In the transition from secondary to tertiary mathematics, students try to participate in tertiary mathematics by replicating familiar school mathematical discourses. The objective of this case study is to investigate the conditions and affordances under which students proceed from familiar school mathematical discourses to new, tertiary discourses with a specific perspective on learning processes. The study was located in an upper secondary transition course in a teaching unit on elementary number theory in which highly proficient students in their penultimate year of schooling participated. The main finding is that there was not a linear progression towards the intended tertiary mathematical discourse of modular multiplication but a coexistence of two discourses developing in parallel: the intended tertiary discourse and a continuation of school mathematical discourses. Students see these two discourses as the same, connected by the same perceived aim of searching for patterns. Further hindering discursive development are utterances, in which elements of the intended tertiary discourse (words and representations) are used superfluously, so that elementary/secondary utterances appear to be tertiary. These findings illustrate the need to explicate and address metanarratives.

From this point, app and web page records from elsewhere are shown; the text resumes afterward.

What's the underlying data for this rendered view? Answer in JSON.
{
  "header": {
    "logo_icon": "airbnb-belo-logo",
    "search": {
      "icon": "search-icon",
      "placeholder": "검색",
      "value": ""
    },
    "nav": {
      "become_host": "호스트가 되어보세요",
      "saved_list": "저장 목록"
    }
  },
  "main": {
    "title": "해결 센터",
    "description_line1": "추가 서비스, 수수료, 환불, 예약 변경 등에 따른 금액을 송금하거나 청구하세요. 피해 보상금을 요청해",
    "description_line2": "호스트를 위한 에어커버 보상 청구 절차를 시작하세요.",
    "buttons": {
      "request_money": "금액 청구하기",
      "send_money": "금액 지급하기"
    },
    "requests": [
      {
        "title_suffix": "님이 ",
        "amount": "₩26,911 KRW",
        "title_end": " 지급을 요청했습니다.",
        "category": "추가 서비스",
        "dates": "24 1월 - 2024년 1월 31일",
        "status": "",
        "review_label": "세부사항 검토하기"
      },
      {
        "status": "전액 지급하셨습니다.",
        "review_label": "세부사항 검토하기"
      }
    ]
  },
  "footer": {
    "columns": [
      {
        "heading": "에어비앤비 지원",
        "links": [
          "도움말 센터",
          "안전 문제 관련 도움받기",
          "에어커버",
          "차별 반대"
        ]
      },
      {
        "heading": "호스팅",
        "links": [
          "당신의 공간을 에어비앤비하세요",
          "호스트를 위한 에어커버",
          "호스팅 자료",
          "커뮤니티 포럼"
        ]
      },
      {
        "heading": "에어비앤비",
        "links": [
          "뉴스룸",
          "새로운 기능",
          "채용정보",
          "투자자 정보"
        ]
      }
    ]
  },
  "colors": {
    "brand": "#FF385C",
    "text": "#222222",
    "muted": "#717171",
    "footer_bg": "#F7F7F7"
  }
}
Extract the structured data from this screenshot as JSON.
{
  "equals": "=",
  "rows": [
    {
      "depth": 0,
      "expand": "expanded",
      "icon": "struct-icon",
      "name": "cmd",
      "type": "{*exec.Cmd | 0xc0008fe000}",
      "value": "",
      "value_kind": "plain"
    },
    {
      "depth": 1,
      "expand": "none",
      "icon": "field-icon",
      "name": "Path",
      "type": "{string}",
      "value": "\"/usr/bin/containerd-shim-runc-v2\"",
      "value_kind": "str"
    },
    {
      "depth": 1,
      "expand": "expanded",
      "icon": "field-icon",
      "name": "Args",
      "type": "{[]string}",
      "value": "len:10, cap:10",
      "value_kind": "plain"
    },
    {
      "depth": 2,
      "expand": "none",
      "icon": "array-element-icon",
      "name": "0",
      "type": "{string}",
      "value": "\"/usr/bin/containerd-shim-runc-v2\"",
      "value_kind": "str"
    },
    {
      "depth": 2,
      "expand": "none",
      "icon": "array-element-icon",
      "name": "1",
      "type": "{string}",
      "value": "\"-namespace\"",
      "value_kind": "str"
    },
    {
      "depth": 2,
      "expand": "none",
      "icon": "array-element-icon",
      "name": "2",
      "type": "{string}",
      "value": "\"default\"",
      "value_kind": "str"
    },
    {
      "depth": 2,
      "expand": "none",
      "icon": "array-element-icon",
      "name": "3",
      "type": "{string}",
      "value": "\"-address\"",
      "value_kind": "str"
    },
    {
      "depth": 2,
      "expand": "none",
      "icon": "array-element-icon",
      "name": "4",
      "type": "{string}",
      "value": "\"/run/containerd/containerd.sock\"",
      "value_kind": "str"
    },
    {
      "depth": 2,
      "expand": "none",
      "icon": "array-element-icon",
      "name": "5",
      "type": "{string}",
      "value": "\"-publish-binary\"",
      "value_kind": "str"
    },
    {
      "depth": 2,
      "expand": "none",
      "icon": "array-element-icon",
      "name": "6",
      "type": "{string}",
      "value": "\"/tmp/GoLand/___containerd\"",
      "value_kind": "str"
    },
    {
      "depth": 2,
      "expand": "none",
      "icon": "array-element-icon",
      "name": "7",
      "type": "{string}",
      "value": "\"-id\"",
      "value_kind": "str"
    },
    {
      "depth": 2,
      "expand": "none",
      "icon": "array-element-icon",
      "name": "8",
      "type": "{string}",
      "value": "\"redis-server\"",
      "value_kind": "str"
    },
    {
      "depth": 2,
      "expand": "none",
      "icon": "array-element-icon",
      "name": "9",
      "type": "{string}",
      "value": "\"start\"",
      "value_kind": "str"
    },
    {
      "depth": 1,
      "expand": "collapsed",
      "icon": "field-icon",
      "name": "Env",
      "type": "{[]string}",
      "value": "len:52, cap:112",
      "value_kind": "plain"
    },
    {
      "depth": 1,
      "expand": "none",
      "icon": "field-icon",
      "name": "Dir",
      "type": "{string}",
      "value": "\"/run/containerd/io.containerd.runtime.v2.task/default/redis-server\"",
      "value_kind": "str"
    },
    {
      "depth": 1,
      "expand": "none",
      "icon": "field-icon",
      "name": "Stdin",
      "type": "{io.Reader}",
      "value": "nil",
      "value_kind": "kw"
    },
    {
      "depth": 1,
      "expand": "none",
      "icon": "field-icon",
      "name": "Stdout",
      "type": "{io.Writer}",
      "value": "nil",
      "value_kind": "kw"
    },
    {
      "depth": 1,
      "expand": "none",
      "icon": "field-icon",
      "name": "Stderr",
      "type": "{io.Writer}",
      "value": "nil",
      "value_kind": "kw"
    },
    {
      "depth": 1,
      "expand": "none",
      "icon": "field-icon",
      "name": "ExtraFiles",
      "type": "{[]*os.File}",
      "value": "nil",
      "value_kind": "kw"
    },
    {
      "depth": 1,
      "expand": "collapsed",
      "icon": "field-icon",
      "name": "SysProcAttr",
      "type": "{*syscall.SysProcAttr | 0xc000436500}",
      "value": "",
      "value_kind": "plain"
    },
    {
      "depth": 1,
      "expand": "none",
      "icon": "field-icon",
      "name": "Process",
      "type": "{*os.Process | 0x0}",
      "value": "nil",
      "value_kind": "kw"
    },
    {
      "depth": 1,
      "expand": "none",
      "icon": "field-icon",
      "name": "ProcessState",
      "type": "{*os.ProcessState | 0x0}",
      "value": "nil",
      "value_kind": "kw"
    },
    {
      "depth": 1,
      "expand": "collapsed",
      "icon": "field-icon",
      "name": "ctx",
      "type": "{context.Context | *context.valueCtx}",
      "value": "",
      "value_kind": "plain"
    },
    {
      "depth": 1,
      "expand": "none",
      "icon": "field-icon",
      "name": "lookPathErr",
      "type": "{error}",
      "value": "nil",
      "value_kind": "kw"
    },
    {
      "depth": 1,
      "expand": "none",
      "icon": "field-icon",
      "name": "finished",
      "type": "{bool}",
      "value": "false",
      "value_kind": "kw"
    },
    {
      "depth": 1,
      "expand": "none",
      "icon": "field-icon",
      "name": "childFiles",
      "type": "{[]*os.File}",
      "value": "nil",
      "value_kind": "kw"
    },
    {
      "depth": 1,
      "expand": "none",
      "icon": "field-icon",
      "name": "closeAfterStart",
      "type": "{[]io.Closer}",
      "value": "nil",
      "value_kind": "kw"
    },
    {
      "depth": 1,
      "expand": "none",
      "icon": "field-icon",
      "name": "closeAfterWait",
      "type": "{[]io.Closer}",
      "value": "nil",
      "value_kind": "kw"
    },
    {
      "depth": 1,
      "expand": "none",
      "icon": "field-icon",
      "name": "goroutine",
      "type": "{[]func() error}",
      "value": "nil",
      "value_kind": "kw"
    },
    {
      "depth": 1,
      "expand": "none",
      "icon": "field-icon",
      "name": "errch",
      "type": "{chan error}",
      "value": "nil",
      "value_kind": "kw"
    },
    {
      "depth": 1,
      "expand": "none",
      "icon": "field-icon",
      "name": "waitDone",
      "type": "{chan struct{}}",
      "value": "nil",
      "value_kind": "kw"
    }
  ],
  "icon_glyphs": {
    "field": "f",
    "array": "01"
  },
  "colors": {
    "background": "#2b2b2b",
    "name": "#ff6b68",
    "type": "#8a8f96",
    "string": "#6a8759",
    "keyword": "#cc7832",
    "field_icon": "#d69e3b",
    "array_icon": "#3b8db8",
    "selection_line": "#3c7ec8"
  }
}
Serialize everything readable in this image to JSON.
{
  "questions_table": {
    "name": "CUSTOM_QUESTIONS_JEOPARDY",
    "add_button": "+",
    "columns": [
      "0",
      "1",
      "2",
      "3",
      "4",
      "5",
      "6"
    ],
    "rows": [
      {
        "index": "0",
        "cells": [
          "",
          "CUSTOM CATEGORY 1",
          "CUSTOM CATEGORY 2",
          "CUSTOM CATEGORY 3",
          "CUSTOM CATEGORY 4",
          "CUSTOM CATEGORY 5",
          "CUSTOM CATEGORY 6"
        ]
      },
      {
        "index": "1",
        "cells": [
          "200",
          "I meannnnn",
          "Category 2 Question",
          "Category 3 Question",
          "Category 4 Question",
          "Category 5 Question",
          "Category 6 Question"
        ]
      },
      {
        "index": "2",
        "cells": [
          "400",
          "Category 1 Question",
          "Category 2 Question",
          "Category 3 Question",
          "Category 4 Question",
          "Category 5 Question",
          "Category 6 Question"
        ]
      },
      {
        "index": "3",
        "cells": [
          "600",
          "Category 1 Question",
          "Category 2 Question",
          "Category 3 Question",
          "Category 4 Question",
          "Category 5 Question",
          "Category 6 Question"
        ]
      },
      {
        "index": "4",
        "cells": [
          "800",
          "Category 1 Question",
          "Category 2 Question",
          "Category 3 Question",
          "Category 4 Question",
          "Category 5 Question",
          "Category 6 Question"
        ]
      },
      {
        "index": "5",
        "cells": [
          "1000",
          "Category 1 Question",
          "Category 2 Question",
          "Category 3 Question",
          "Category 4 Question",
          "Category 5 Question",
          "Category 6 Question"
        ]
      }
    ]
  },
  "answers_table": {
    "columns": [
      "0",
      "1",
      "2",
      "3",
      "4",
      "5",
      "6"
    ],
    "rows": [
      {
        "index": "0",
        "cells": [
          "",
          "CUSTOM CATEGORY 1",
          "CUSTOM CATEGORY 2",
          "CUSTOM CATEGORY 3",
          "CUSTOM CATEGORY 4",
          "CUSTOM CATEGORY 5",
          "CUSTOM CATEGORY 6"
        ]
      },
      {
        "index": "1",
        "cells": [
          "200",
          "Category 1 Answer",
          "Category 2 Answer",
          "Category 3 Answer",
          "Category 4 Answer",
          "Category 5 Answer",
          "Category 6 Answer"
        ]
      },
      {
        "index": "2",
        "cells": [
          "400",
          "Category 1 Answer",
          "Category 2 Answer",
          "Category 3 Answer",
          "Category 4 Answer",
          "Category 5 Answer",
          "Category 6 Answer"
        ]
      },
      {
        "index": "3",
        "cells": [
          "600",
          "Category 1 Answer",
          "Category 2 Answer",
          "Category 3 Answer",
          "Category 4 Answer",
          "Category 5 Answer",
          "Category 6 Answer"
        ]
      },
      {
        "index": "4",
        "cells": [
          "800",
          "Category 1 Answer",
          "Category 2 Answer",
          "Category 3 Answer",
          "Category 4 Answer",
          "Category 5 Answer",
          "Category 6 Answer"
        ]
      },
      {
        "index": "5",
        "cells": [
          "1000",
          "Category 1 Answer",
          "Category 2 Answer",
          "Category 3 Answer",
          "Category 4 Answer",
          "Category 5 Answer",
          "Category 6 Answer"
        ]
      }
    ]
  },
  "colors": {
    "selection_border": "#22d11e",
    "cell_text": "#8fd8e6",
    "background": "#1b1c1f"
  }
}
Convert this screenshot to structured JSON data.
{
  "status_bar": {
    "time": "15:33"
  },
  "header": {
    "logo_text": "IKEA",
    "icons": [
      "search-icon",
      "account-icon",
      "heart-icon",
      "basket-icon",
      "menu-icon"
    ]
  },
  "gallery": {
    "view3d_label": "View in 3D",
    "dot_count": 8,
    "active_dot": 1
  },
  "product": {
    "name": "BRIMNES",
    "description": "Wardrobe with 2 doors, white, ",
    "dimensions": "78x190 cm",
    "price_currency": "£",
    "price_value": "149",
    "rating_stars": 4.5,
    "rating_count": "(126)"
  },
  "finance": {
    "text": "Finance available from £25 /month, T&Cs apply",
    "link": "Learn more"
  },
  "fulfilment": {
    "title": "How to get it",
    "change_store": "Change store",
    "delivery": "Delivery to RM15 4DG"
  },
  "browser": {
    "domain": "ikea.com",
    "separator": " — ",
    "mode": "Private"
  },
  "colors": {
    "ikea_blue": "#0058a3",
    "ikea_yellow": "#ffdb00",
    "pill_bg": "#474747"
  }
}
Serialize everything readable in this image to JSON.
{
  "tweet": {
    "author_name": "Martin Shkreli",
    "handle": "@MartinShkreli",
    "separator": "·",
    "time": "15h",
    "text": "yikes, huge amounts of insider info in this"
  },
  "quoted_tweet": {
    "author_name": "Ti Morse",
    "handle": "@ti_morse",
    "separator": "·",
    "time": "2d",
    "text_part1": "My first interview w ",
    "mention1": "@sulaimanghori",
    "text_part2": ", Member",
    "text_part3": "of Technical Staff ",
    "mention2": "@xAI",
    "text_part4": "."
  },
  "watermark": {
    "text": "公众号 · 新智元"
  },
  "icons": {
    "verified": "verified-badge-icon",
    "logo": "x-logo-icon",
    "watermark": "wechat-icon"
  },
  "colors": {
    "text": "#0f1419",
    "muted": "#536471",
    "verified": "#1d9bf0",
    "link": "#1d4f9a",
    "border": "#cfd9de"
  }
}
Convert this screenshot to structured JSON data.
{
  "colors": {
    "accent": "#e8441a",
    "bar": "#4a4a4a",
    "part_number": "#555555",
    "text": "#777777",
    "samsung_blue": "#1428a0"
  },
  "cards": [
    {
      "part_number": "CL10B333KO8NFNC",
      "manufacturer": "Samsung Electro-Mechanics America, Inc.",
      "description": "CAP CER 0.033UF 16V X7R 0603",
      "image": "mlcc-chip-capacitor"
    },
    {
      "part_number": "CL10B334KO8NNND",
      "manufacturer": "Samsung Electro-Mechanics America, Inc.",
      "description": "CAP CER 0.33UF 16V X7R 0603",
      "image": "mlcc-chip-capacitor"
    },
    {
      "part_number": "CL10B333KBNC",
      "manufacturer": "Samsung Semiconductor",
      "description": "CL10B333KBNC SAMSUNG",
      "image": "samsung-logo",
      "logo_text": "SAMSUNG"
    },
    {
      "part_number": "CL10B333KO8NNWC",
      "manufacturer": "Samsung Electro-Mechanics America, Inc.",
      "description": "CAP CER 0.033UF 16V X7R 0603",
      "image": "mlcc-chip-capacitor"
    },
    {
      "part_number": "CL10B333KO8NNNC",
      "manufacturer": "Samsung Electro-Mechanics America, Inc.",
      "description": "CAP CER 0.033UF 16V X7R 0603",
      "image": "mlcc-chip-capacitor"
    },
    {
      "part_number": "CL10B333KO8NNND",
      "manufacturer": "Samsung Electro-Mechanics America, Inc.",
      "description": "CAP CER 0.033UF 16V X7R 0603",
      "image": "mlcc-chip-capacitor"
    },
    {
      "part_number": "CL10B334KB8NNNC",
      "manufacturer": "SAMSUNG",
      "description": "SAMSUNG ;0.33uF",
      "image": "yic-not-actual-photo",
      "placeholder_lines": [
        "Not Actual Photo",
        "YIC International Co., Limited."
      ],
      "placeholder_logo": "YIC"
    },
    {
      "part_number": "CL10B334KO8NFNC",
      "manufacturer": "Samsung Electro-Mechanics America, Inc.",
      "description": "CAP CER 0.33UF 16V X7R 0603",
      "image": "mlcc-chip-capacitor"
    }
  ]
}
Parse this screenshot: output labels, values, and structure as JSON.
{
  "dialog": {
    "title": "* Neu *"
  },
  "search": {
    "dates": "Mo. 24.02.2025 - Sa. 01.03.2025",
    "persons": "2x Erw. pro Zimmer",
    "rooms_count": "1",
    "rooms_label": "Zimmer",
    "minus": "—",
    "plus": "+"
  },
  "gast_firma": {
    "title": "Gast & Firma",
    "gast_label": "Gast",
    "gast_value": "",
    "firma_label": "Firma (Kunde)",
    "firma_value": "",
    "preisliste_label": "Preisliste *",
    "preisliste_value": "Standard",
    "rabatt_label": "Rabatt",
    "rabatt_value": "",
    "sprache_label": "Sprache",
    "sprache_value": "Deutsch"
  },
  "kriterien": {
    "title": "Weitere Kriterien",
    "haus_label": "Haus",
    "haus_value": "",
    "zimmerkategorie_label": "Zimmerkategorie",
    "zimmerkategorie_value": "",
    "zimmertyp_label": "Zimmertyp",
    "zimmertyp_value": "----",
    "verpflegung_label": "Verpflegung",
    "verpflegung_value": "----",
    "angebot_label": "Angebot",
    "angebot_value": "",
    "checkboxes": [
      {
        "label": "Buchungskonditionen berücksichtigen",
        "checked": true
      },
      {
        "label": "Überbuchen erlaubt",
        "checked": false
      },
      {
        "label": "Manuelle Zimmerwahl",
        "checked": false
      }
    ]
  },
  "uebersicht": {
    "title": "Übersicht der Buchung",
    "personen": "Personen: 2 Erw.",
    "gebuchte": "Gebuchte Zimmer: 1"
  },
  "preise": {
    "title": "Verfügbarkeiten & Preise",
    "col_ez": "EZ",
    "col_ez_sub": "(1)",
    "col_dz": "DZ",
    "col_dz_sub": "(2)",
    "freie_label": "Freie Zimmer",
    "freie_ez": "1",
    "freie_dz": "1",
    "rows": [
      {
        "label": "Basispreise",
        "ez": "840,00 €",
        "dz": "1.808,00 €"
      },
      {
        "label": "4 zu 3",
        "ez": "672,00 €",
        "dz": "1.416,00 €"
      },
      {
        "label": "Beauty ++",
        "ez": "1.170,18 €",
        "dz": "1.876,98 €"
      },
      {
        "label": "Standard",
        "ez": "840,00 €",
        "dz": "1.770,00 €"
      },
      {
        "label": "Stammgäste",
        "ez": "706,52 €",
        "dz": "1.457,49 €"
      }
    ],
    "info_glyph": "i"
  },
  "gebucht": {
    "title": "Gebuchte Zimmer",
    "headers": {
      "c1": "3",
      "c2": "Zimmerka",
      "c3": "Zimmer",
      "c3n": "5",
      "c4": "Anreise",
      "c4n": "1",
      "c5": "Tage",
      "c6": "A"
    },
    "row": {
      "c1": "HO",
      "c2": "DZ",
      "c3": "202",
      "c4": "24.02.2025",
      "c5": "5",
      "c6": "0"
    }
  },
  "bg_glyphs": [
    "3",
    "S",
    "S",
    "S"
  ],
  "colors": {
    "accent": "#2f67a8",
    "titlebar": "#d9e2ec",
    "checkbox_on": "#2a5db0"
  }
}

Metanarratives can connect two discourses developing in parallel in ways that, in this case, hinder discursive development towards the intended tertiary discourse.
|Number of pages||20|
|Journal||International Journal of Research in Undergraduate Mathematics Education|
|Publication status||Published - 1 Jul 2019|
- Secondary-tertiary transition
- Tertiary discourse
- Elementary number theory
- Secondary discourse